“The sclerosis of Congress may allow a good thing to happen in this case,” said R.J. Lehmann, a flood-insurance expert at the International Center for Law & Economics. “Those who would block it understand they don’t have the votes.”

Congressional critics of Risk Rating 2.0 said they will be monitoring its effect.

“We must be laser focused making sure current policyholders don’t find themselves now in the awful position of having to forfeit flood insurance because of rising premiums under Risk Rating 2.0,” Sen. Robert Menendez (D-N.J.) said in a statement to E&E News. “The price of flood insurance is already out of reach for many looking for coverage.”

Sen. John Kennedy (R-La.) said in a statement that Risk Rating 2.0 is “making flood insurance unaffordable for Louisianians” and that the administration “should stop implementing the program immediately.”

Kennedy introduced S. 1960 in June that would give Congress control of flood-insurance premiums instead of the Federal Emergency Management Agency, which runs the insurance program and devised Risk Rating 2.0. Kennedy’s bill has no co-sponsors and has not been taken up in the Senate committee handling it.

Legislation that would freeze flood premiums until Sept. 30 also has stalled in congressional committees.

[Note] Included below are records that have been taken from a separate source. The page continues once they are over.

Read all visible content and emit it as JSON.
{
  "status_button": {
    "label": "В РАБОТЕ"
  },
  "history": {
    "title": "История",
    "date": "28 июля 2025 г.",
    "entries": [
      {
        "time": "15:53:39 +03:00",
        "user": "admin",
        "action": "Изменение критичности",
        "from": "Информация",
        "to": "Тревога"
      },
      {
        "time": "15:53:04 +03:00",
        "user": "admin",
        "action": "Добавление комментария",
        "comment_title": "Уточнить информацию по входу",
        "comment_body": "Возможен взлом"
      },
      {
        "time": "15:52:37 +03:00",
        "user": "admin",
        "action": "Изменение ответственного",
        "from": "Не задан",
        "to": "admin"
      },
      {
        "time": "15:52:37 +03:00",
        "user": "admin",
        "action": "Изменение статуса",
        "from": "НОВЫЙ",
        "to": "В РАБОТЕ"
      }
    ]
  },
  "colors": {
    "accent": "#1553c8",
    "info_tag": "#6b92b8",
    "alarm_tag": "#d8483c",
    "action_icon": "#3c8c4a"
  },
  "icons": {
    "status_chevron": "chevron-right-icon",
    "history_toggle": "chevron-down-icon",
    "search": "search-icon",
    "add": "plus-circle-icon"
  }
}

Under Risk Rating 2.0, premiums will increase sharply for about 200,000 policyholders and will increase moderately for 3.6 million policyholders, FEMA says. Premiums will decline for about 1.2 million policyholders.

Although the new rate structure takes effect tomorrow, property owners will not see revised premiums until they renew their flood policies over the next year. Flood insurance is sold separately from homeowners’ insurance, and the NFIP provides most of the nation’s flood coverage.

FEMA has described Risk Rating 2.0 as “equity in action” because the premium increases generally will affect owners of higher-value properties. Owners of lower-value properties typically will see their insurance rates decline.

“Risk Rating 2.0 is long overdue. It serves the long-term interests of constituents by providing fairer rates based on their unique flood risk,” said Laura Lightbody, director of the flood-prepared communities initiative at the Pew Charitable Trusts.

“Once it’s implemented, that makes it harder to halt,” Lightbody added. “As we see it play out, there may be a greater understanding about the benefits some policyholders are seeing in terms of [premium] decreases.”

The best hope for congressional opponents of Risk Rating 2.0 appears to be limiting the amount by which FEMA can increase individual premiums in one year. Federal law currently allows increases of up to 18 percent. Bipartisan legislation in the House and Senate would lower that to 9 percent.

But the 9 percent limit is included as one section in broad legislation that would reauthorize and make numerous changes to the National Flood Insurance Program. Congress has tried — and failed — for five years to approve an NFIP overhaul.

“The divides that remain over the core legislation have not been resolved, and it doesn’t look like there’s much progress in resolving them,” said Lehmann, who testified at a Senate Banking, Housing and Urban Affairs Committee hearing in May on the NFIP overhaul. “It does not appear to me there’s any appetite to take up significant changes.”

Menendez of New Jersey is sponsoring the NFIP-overhaul S. 3128, in the Senate. He said his bill ensures insurance premiums “will be affordable” while authorizing additional spending on projects that mitigate flood risk and improve FEMA’s flood maps.

Rep. Frank Pallone (D-N.J.) has introduced an identical bill in the House. The bills have co-sponsors from both parties from states on the Atlantic and Gulf coasts. Both bills were introduced in November and have not been taken up by the committees handling them.

“It’s an election year, and in an election year given the agenda before Congress, this doesn’t seem like an easy one to resolve,” said Lehmann, the insurance expert.

Although Risk Rating 2.0 begins tomorrow for people who are renewing their NFIP policies, the program began Oct. 1 for people who bought new policies through the NFIP.

FEMA records show that the number of NFIP policies is roughly the same as it was in September.